“It’s a spectacular spectator sport. And it’s even more thrilling for the players. This is truly one of the most fabulous things I’ve ever done in my whole life.” The words are spoken by Marc Perreault, and he’s talking about snow polo, which celebrates it’s third year as a major attraction at Mont-Tremblant––something of a happening with an aristocratic flavour. Perreault is not just tossing around adjectives. The man has known his fair share of winter excitement. As a teenager, he was a member of Canada’s junior alpine team, and he won the Master’s world slalom championship at age 50 and 51.
Polo is one of the oldest sports around, originating in central Asia some 2,500 years ago. Snow polo, however, is very new: the first official tournament was held in St. Moritz, Switzerland, in 1986, where the event now draws 15,000 spectators annually.
“I was enjoying a beer at the end of a ski day with Justin (Fogarty) and Herbert (Ratsch), when we came up with the idea of a tournament at Tremblant,” says Perreault. “All three of us live there. We love this part of the country, and we wanted to bring another international event here.”
After just three iterations, the organizers of Snow Polo Tremblant can certainly say, “mission accomplished.” With an economic impact of $3M as of the second year, and 60 million media impressions around the world in 2016, it has been a phenomenal success. People come from Toronto, Calgary and pretty much everywhere in Quebec to watch players from Norway, Luxembourg, France, Ghana, Argentina and, of course, Canada!
The tournament takes place in March at the Gray Rocks airport. The event is free, but is also something of a jet set affair for the VIP clientele invited to attend a number of related activities. “Polo, furs and champagne go together at a snow polo gathering,” says executive producer Michèle Deslandes. A look at the sponsor list gives you an idea of the prestige of the event: Mackenzie Investments, Holt Renfrew/Ogilvy, Polo Blue by Ralph Lauren and Four Seasons Private Residences. Naturally, the Tremblant Resort Association also supports the tournament, as do the Mont-Tremblant Casino, and many other partners. “Polo Blue even sent Ignacio ‘Nacho’ Figueras, international polo star and Ralph Lauren fragrance model, to train here,” says a visibly delighted Deslandes.

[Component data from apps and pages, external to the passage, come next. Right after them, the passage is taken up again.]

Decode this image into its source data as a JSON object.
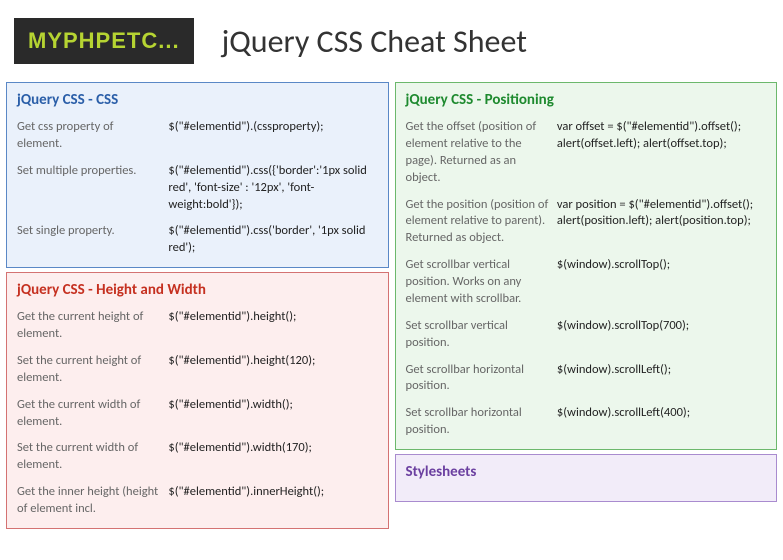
{
  "header": {
    "logo": "MYPHPETC...",
    "title": "jQuery CSS Cheat Sheet"
  },
  "panels": {
    "css": {
      "title": "jQuery CSS - CSS",
      "rows": [
        {
          "desc": "Get css property of element.",
          "code": "$(\"#elementid\").(cssproperty);"
        },
        {
          "desc": "Set multiple properties.",
          "code": "$(\"#elementid\").css({'border':'1px solid red',  'font-size' : '12px', 'font-weight:bold'});"
        },
        {
          "desc": "Set single property.",
          "code": "$(\"#elementid\").css('border', '1px solid red');"
        }
      ]
    },
    "hw": {
      "title": "jQuery CSS - Height and Width",
      "rows": [
        {
          "desc": "Get the current height of element.",
          "code": "$(\"#elementid\").height();"
        },
        {
          "desc": "Set the current height of element.",
          "code": "$(\"#elementid\").height(120);"
        },
        {
          "desc": "Get the current width of element.",
          "code": "$(\"#elementid\").width();"
        },
        {
          "desc": "Set the current width of element.",
          "code": "$(\"#elementid\").width(170);"
        },
        {
          "desc": "Get the inner height (height of element incl.",
          "code": "$(\"#elementid\").innerHeight();"
        }
      ]
    },
    "pos": {
      "title": "jQuery CSS - Positioning",
      "rows": [
        {
          "desc": "Get the offset (position of element relative to the page). Returned as an object.",
          "code": "var offset = $(\"#elementid\").offset(); alert(offset.left); alert(offset.top);"
        },
        {
          "desc": "Get the position (position of element relative to parent). Returned as object.",
          "code": "var position = $(\"#elementid\").offset(); alert(position.left); alert(position.top);"
        },
        {
          "desc": "Get scrollbar vertical position. Works on any element with scrollbar.",
          "code": "$(window).scrollTop();"
        },
        {
          "desc": "Set scrollbar vertical position.",
          "code": "$(window).scrollTop(700);"
        },
        {
          "desc": "Get scrollbar horizontal position.",
          "code": "$(window).scrollLeft();"
        },
        {
          "desc": "Set scrollbar horizontal position.",
          "code": "$(window).scrollLeft(400);"
        }
      ]
    },
    "styles": {
      "title": "Stylesheets"
    }
  }
}
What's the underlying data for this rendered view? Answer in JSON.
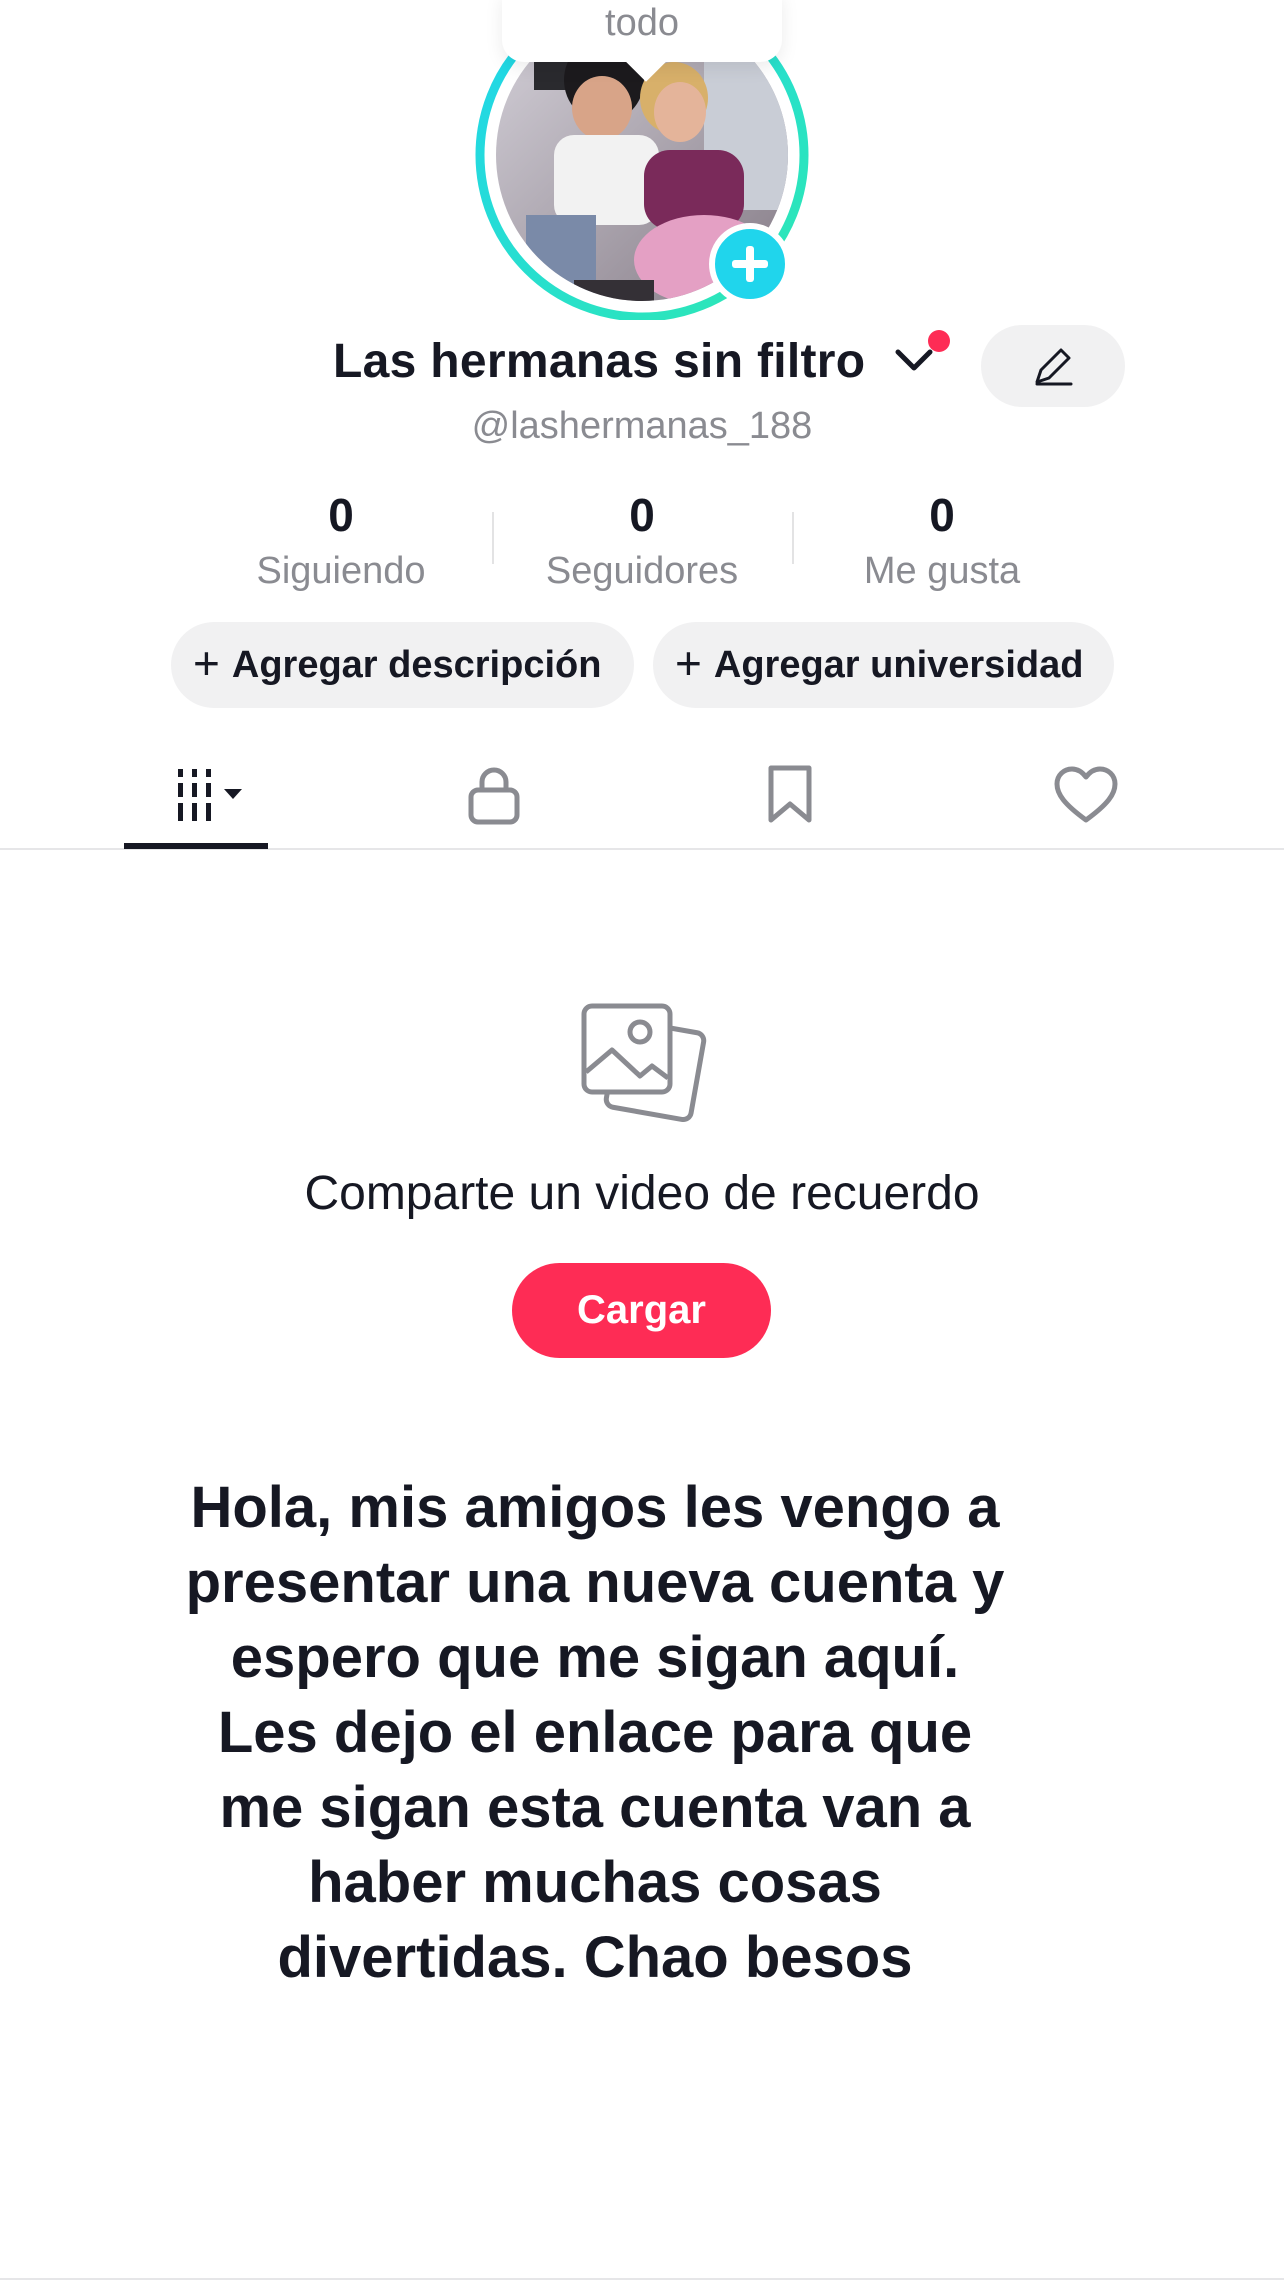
{
  "tooltip": {
    "text": "todo"
  },
  "profile": {
    "display_name": "Las hermanas sin filtro",
    "username": "@lashermanas_188",
    "avatar_icon": "profile-photo",
    "ring_colors": [
      "#20d5ec",
      "#2ee8b2"
    ],
    "notification_color": "#fe2c55"
  },
  "stats": [
    {
      "value": "0",
      "label": "Siguiendo"
    },
    {
      "value": "0",
      "label": "Seguidores"
    },
    {
      "value": "0",
      "label": "Me gusta"
    }
  ],
  "chips": {
    "description": "Agregar descripción",
    "university": "Agregar universidad"
  },
  "tabs": [
    {
      "icon": "videos-grid-icon",
      "active": true
    },
    {
      "icon": "lock-icon",
      "active": false
    },
    {
      "icon": "bookmark-icon",
      "active": false
    },
    {
      "icon": "heart-icon",
      "active": false
    }
  ],
  "empty_state": {
    "icon": "photos-icon",
    "title": "Comparte un video de recuerdo",
    "button_label": "Cargar",
    "button_color": "#fe2c55"
  },
  "message": {
    "lines": [
      "Hola, mis amigos les vengo a",
      "presentar una nueva cuenta y",
      "espero que me sigan aquí.",
      "Les dejo el enlace para que",
      "me sigan esta cuenta van a",
      "haber muchas cosas",
      "divertidas. Chao besos"
    ]
  }
}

Competing in the tournament are four teams of three players each. Riders change horses every seven minutes so the animals stay safe and healthy. About 30 horses are needed for each game. “The relationship between polo pony and rider is unique,” notes Marc Perreault. “Polo is a team sport played by humans and animals. When we get our horses ready for a match, they can sense what’s coming, and they get excited. A good polo pony can also intuit exactly where to be, within centimeters, when the rider prepares to make a move.
“The power and elegance of horses running at full gallop is a thing of beauty,” he concludes, although clearly he could happily go on for hours!